The box costs £12.99 a month including UK delivery.  I think it's a great idea and as an advocate of crafting of any sort to aid good mental health I wish Katie Betty and The Craft Pot huge success. 

If you like a bit of crochet - or would like to learn - and a sit down with a cuppa, or feel you need to create yourself a little bit of me time, I'd suggest you take a look at what The Craft Pot have to offer.

You can follow The Craft Pot on Instagram here, Twitter here and Facebook here.   

* Katie Betty kindly provided me with this box free of charge in exchange for a review, but all views expressed are my own.

Free Motion Embroidery - Stitching Detail

I'm back after another extremely long break with a free motion embroidery tutorial for you.   It's actually something I've been meaning to photograph and write for some time, but a question from a participant of a recent workshop I taught prompted me to get on and do it.

Kim emailed me after the class and asked:

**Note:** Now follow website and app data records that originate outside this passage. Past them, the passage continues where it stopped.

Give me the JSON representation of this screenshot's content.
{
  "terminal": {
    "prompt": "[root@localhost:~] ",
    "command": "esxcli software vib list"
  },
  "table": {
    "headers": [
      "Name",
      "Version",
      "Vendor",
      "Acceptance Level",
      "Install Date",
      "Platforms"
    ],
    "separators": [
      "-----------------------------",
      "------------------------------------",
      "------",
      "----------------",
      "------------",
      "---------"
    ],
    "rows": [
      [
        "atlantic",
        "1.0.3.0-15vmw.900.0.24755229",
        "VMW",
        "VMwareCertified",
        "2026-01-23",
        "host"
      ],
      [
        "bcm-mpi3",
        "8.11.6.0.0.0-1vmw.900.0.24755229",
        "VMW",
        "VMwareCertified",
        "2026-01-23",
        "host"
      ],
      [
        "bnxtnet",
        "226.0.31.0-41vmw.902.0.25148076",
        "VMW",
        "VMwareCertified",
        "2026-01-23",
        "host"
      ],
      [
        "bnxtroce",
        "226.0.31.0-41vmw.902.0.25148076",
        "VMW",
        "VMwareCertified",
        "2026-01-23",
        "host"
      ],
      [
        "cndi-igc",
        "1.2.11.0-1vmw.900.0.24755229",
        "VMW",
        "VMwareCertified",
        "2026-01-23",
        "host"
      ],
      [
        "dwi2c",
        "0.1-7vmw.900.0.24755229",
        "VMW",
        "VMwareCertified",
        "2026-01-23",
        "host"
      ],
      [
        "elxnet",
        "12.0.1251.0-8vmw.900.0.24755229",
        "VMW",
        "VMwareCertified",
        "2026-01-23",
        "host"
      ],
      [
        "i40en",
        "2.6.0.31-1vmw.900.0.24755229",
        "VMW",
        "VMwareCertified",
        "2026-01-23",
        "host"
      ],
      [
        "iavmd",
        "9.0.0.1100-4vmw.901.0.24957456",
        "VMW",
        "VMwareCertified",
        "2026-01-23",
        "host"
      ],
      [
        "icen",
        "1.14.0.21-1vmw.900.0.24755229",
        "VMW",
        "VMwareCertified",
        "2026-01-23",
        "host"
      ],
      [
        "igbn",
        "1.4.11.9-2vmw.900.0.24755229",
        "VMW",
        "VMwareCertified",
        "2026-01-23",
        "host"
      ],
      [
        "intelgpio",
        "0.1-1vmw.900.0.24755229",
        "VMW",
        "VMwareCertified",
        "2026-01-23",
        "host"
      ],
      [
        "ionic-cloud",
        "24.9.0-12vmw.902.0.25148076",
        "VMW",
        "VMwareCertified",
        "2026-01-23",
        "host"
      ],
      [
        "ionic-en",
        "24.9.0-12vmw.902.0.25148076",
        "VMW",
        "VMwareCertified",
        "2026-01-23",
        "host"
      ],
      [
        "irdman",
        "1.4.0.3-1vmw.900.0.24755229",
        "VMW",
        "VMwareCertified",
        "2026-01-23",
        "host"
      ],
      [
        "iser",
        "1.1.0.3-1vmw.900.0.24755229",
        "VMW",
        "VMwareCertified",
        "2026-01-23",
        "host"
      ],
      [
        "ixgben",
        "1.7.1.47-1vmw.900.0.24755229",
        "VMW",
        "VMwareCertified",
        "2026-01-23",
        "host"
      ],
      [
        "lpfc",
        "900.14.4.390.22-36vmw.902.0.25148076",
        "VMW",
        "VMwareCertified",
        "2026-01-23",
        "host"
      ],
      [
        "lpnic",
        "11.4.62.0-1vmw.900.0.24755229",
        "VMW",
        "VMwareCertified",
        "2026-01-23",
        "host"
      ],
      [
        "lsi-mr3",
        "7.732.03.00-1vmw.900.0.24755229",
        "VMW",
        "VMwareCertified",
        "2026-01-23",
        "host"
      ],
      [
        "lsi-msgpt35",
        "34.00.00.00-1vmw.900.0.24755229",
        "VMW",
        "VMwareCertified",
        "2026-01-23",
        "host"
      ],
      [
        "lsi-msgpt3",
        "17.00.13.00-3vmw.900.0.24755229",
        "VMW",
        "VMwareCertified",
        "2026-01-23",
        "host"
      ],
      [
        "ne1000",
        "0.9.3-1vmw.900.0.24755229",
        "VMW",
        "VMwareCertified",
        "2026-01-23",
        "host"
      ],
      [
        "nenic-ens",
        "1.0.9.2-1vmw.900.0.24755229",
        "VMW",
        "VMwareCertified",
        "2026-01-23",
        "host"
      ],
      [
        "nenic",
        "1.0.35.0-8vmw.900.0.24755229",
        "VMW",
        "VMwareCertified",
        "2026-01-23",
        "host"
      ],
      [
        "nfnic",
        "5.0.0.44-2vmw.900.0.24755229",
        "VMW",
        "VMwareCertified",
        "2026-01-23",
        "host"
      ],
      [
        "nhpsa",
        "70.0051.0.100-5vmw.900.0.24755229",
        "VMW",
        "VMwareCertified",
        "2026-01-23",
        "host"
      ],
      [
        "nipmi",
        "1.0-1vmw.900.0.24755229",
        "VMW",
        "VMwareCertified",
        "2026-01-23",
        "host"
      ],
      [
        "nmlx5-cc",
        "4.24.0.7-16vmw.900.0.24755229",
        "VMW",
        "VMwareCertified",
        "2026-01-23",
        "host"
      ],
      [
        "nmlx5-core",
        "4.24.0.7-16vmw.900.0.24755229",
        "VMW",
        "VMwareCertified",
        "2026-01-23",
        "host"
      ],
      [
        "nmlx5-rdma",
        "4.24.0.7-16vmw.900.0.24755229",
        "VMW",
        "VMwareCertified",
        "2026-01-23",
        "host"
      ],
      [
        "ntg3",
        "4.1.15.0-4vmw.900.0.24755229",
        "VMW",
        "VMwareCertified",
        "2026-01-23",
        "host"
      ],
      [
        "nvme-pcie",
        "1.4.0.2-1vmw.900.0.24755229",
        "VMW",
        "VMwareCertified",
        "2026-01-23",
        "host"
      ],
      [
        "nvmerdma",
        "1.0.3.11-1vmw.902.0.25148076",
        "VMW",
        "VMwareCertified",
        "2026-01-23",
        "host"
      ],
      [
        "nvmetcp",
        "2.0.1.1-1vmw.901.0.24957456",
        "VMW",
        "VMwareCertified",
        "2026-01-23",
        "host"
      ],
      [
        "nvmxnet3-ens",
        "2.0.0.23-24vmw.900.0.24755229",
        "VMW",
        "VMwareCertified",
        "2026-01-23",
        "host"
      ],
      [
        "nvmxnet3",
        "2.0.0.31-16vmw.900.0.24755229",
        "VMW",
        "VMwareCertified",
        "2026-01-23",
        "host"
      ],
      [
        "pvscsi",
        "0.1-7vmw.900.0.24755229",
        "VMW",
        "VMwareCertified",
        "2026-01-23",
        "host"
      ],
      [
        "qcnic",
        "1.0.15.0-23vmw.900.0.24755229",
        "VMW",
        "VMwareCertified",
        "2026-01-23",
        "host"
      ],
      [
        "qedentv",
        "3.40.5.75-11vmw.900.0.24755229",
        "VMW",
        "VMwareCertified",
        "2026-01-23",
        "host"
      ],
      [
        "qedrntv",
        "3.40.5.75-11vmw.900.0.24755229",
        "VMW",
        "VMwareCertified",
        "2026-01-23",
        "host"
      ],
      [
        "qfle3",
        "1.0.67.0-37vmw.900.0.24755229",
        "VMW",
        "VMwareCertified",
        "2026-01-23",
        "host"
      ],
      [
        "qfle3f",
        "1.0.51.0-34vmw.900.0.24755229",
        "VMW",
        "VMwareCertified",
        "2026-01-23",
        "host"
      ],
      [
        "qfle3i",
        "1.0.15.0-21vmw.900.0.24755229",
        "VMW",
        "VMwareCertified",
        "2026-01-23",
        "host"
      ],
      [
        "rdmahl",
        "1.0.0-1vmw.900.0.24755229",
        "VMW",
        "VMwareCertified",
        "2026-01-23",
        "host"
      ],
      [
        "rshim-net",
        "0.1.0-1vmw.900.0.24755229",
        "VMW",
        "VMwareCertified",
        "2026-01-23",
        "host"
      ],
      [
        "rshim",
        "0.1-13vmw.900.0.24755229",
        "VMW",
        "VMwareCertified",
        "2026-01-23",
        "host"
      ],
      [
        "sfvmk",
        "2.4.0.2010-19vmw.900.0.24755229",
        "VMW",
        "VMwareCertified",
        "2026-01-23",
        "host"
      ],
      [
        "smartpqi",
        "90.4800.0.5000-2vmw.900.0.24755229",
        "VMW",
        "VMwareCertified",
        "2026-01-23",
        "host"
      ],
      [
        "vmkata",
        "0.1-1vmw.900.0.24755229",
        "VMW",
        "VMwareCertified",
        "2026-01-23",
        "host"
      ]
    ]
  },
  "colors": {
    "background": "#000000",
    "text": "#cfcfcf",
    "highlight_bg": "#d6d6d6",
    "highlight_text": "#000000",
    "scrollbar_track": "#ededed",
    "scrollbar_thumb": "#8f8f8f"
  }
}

In the pieces you showed as illustrations there were several where there was no applique and I was wondering how you approach this - it’s more a true freestyle?  For example on your illustration with the woman in the red dress with the large window behind, how did you embroider the window - is this completely freestyle or do you draw on the fabric & sew over it?  How do you get the perfect layout?  Any pointers on this aspect would be greatly appreciated!

 The picture she was talking about is this one, that I created some time ago.


Sadly I didn't have time to recreate something similar, so I've done a tutorial using a slightly simpler design.  



I started by cutting the main pieces of the image out of the fabric I wanted to use, and adhering it to my backing fabric with Bondaweb.


I used a copy of my original image to trace the details I wanted to add with thread onto a piece of dressmakers tissue paper.


I then pinned this in place over my backing fabric and main applique pieces and used the outline to place additional smaller pieces (in this case, the headlights and hubcaps).


I then start stitching as normal, with my embroidery foot on my machine and the feed dogs lowered. 


At this stage I only stitch the areas where I need the traced outline as a guide - I don't stitch "edges" or areas that can be sewn without the tissue paper in place.  The reason for this is that the more stitching you have over the tissue paper the more fiddly it becomes to remove it.

Once I've stitched everything I need to I carefully tear the tissue paper away.  Normally it comes away quite easily, the stitches have already perforated it, which means it comes fairly cleanly away from the sewn lines.



However a stitch unpicker is useful for getting under pieces of paper that are fully enclosed by stitching, and a pair of needle nosed craft tweezers can help pull away tiny pieces of paper that get stuck under individual stitches.



Once all the tissue is removed, I continue stitching the remaining areas as normal. 


I noticed on this piece that I'd forgotten to sew the offside front wheel when the tissue was in place (because I'd actually forgotten to trace it!) so I carefully drew it in with a pencil.  You could use an air or water erasable pen - but if you decide to use one of these please test them on a scrap piece of fabric first to make sure they really do disappear!


And finally, the completed piece.


You can use this technique to stitch large areas without fabric underneath or a completely fabric free piece.  It's also useful for just adding very small amounts of detail on a fabric-heavy piece, and it's great if you want to add text or lettering that needs to be particularly neat.

I hope you've found this tutorial useful.  If you would like more information on basic free motion embroidery techniques, I have a tutorial here.